**ASSIGNMENT**
How many of the lines below contain the word "value"? Only the number is wanted.

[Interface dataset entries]
------------------------------------------------------------

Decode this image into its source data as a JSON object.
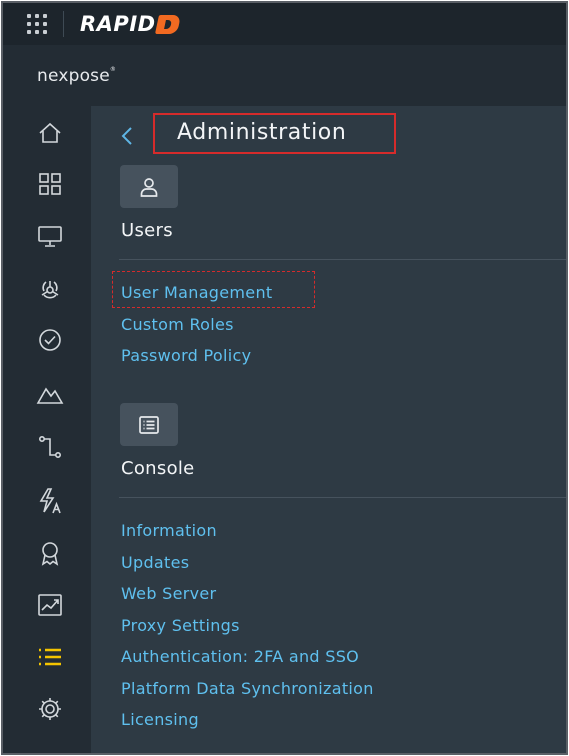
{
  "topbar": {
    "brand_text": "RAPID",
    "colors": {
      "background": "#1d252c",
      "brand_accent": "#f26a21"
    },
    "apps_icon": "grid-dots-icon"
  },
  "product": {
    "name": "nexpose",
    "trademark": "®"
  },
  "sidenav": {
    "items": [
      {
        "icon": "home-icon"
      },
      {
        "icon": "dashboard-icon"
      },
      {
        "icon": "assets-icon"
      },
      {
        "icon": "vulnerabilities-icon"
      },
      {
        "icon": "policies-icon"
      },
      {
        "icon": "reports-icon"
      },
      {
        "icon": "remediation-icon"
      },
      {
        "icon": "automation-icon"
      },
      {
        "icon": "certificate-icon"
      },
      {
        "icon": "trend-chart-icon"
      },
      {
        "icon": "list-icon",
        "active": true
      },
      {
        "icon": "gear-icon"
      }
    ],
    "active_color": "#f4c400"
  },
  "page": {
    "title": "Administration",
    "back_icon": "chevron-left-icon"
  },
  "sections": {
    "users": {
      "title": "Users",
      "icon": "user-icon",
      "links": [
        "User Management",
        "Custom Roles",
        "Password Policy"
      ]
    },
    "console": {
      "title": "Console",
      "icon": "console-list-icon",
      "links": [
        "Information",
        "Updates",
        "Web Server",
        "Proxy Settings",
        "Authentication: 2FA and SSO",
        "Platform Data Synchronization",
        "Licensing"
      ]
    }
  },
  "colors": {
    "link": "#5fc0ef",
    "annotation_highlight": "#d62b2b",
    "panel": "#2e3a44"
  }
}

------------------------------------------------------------

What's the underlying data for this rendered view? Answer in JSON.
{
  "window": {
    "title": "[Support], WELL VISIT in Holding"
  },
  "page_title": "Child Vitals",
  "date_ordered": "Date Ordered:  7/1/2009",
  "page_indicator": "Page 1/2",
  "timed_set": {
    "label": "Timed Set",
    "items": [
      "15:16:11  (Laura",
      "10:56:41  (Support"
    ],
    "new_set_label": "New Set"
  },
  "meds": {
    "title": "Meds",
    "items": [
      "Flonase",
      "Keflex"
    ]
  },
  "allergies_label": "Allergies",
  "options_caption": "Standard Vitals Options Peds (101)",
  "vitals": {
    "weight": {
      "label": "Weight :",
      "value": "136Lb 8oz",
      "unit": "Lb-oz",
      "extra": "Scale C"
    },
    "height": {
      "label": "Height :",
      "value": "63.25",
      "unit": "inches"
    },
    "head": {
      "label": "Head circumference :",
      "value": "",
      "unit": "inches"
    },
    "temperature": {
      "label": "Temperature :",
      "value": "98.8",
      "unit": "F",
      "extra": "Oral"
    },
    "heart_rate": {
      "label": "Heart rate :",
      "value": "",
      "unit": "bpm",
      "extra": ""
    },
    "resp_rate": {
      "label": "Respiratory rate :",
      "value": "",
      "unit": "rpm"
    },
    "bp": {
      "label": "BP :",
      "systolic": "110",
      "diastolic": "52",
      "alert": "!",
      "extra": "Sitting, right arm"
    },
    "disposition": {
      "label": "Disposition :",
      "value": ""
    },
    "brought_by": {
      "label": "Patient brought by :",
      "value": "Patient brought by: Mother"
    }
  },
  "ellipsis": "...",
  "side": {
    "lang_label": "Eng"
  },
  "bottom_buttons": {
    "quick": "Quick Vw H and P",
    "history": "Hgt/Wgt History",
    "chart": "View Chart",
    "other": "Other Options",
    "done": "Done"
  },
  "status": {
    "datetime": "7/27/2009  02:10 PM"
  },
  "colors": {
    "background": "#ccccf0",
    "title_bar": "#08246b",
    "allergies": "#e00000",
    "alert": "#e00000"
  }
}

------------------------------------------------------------

**EXERCISE SOLUTION**
8